I want to thank you for the job offer of [position name] at [company name]. The position and responsibilities fit well with my skills and experience.
After considering your offer, I would like to chat about the proposed salary. Due to my experience in [industry] and especially my [list pertinent and valuable skills for the position] skills, I believe a salary of [salary amount] would be more appropriate for the position.
Thank you again for the offer and I look forward to hearing your response regarding the proposed salary increase.
When you do decide to negotiate your job offer, don’t sell yourself short. Know what value you bring to the table, and don’t be afraid to ask for salary and benefit accommodations that reflect that value.
However, it is a good idea to start with and focus on the most important factors you would like to change about your job offer. Saving some items for a later date could give you further opportunities for negotiation after you’ve been in the role for some time.
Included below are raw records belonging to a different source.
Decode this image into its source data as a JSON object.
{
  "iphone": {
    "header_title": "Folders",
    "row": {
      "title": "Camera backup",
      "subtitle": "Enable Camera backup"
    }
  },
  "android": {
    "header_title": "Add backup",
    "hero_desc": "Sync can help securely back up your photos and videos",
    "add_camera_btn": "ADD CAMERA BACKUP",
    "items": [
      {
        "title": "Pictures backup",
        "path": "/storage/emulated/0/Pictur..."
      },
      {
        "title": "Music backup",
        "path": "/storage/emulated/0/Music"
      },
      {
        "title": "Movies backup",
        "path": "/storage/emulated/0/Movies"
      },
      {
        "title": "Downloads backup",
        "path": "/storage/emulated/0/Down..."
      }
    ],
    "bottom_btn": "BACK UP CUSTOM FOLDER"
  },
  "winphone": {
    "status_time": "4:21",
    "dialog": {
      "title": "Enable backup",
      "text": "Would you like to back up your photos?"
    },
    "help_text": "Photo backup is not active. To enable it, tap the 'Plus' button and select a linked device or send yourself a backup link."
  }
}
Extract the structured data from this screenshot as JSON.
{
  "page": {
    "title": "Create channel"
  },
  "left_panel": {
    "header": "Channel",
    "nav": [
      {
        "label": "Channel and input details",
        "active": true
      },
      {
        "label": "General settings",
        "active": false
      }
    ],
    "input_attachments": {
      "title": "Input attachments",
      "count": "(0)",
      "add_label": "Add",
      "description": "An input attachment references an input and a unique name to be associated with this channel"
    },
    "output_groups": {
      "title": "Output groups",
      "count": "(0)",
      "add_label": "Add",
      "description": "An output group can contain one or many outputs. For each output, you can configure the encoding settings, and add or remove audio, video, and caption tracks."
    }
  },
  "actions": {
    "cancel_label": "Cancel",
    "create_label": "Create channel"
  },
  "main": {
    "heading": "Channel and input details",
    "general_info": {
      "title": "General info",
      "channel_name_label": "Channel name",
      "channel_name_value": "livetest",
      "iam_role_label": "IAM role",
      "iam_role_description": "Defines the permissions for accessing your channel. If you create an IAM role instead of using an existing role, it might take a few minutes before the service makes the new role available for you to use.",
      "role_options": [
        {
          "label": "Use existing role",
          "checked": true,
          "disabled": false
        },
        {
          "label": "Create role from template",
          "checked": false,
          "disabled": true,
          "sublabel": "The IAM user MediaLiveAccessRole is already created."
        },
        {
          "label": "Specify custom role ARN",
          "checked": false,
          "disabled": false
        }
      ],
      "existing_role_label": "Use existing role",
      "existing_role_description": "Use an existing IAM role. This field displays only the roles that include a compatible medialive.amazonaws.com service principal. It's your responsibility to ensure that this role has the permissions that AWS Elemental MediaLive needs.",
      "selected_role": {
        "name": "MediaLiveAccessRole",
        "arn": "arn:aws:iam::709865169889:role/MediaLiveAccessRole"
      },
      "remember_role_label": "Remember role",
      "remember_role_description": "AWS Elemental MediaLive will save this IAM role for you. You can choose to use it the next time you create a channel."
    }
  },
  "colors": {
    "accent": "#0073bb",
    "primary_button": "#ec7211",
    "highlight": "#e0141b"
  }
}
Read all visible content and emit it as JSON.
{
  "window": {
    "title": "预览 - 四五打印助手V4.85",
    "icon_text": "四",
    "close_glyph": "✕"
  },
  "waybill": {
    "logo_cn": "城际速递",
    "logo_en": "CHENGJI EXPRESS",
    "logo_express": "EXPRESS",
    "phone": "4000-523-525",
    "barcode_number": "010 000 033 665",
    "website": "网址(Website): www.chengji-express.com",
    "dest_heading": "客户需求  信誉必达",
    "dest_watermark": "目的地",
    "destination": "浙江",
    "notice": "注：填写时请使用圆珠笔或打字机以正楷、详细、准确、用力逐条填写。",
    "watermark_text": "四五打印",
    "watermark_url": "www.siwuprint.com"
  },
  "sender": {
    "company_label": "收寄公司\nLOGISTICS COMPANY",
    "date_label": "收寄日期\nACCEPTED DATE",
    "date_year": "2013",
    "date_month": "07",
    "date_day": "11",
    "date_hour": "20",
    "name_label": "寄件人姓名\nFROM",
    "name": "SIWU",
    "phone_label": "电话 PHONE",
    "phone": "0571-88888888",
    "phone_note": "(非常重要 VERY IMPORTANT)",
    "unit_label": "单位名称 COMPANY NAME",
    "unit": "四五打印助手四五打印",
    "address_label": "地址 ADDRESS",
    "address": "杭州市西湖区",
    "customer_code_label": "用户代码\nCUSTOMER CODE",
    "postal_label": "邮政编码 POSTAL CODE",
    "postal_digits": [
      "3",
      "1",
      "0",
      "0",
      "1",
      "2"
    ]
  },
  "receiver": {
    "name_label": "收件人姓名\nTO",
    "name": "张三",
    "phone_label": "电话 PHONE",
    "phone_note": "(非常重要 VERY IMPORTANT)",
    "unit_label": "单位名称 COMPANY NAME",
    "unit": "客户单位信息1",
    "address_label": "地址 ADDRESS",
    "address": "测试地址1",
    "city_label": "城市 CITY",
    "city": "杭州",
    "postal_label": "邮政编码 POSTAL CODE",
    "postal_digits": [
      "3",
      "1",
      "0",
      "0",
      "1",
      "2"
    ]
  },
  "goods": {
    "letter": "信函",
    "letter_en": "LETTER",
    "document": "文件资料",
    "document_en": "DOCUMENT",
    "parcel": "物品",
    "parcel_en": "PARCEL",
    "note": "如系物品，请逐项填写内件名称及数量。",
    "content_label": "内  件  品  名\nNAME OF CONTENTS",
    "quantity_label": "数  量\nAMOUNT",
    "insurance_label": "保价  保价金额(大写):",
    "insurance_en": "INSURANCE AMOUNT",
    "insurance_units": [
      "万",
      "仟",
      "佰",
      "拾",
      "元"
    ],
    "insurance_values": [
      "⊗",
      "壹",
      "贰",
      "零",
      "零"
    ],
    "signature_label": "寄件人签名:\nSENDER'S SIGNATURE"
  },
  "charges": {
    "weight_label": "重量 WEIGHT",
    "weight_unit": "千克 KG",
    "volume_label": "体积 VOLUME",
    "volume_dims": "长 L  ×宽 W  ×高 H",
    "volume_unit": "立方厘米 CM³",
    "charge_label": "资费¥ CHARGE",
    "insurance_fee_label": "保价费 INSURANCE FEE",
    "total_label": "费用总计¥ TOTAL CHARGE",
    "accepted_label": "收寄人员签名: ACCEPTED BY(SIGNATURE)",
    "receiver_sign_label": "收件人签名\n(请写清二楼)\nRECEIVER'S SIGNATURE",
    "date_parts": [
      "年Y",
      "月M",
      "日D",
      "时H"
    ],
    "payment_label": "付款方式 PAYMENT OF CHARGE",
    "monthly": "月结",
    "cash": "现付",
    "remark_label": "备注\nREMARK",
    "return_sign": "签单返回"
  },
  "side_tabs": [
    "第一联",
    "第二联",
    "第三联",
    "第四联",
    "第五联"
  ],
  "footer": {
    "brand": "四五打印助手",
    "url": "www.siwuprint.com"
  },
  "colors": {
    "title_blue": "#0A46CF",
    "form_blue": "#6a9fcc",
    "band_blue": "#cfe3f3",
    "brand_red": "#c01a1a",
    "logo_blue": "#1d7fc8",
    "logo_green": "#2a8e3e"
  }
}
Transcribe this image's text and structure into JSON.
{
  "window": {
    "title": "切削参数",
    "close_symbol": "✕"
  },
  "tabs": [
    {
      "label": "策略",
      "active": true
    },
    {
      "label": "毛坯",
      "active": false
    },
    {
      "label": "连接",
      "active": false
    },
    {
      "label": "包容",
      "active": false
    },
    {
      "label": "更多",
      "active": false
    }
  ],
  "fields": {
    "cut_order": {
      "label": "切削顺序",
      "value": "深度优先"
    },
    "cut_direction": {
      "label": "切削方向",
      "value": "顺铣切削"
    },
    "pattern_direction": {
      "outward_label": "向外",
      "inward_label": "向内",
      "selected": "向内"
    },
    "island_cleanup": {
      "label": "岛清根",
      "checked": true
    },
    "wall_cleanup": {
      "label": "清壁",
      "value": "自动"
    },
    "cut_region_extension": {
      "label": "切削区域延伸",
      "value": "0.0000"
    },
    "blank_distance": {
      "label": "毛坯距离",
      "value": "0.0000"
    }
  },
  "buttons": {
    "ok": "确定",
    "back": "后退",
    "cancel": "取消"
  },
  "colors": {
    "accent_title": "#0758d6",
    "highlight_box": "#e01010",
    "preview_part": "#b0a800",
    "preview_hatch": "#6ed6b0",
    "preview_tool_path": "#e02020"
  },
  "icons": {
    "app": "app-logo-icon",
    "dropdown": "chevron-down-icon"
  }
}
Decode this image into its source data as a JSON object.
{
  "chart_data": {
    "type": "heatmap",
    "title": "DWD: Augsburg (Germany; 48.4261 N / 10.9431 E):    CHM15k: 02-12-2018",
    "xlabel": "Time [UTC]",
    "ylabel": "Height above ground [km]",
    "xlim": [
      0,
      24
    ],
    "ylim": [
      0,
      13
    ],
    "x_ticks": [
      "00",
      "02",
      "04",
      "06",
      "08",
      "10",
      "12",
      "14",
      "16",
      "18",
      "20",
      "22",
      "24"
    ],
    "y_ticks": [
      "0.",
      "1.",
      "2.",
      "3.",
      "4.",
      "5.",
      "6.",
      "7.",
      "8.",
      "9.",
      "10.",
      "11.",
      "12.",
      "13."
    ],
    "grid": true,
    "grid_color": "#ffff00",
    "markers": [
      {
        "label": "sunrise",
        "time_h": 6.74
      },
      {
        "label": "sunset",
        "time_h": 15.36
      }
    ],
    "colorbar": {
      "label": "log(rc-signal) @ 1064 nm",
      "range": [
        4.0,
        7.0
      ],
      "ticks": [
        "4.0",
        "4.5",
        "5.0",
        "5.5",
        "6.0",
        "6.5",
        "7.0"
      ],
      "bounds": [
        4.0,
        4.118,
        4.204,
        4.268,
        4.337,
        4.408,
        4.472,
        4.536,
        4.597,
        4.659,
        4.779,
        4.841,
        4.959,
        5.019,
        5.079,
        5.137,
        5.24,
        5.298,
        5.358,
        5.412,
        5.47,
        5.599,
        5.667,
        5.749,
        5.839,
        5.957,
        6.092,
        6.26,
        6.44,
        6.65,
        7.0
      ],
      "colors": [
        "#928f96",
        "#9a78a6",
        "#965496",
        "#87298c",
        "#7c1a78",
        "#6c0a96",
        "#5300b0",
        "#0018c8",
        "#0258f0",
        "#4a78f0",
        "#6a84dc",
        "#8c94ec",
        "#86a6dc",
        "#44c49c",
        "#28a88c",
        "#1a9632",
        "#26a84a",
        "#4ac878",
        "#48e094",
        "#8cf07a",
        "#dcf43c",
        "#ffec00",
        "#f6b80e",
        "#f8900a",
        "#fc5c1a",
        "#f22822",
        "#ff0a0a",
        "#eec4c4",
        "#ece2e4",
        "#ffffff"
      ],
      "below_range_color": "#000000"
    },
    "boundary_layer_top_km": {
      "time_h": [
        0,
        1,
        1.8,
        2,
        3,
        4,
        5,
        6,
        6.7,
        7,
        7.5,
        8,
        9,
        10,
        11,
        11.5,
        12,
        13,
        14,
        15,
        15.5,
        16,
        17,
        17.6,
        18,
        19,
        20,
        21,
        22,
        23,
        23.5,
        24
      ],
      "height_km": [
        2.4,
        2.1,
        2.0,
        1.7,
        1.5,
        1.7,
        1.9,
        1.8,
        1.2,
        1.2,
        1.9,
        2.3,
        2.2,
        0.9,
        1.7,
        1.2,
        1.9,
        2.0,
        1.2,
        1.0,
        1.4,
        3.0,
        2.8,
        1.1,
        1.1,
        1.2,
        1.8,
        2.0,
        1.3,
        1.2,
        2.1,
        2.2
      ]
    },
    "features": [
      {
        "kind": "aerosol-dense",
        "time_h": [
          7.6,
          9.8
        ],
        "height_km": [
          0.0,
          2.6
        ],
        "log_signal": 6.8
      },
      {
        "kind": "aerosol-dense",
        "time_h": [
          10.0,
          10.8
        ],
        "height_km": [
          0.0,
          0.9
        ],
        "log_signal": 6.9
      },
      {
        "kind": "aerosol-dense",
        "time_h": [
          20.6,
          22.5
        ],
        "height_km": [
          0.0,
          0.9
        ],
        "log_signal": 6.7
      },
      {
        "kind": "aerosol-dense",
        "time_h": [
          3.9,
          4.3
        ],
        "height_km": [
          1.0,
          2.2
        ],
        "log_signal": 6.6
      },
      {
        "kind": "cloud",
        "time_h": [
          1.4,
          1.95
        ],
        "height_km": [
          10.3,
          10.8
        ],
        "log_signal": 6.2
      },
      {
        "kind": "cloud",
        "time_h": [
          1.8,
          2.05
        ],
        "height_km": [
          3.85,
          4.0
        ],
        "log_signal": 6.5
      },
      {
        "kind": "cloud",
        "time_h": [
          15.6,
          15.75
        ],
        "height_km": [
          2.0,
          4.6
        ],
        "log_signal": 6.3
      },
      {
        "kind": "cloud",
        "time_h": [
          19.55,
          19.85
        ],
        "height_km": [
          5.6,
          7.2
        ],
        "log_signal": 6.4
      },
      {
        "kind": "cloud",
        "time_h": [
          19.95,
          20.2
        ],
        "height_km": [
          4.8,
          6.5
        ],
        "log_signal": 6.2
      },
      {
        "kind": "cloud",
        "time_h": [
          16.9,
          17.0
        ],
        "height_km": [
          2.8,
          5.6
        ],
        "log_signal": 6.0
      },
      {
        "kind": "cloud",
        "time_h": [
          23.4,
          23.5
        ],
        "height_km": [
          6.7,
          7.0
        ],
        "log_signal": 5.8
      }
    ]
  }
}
It isn’t uncommon to receive a job offer and need a little more time to consider the details. If you find yourself in this position, here are the steps you can take to ensure you have the time you need to make the best decision.
Thank the business for their offer at the beginning of your email.
Explain you are excited to review the offer and will consider the terms and the position carefully.
Clarify any sections of the offer you are unsure of and ask any questions that will affect your decision.
Provide your potential employer with a date they can expect your response by. Be sure to be reasonable in your timing and be prepared to send a decision as soon as possible.
Conclude the email with another statement thanking the business for its offer.
Once you have requested more time to review the offer, stick to the timeframe you agreed to. If you asked for further information in your email, be sure to follow up promptly if you don’t hear back from the hiring manager as a delay in response could affect your ability to make a sound decision.
Finding yourself in the position of having multiple job offers presents its own challenges when writing a job acceptance email. It’s easy to make mistakes, and unfortunately, many of those mistakes you can’t take back once they have been made. Use the tips below to handle multiple job offers appropriately.
When writing a job acceptance email, it is important that you keep things professional and formal.
Cover all important information in your email, such as your expected salary, any benefits you discussed, your start date, and your responsibilities in the new role.
If you need time to review your offer, ask for it as soon as possible and give a timeline regarding when the hiring manager can expect to hear back from you.
When negotiating the terms of your offer letter, stay professional and focus on the most important factors of the offer.
Holly is a writer and editor based in Oklahoma. She specializes in social media, small business, and human resources content. She has previously written for a collection of country music media outlets, including Wide Open Country. Holly loves writing cozy mysteries and fantasy stories. She is the proud pet-parent of two dachshunds who are forever taking over all the blankets and pillows.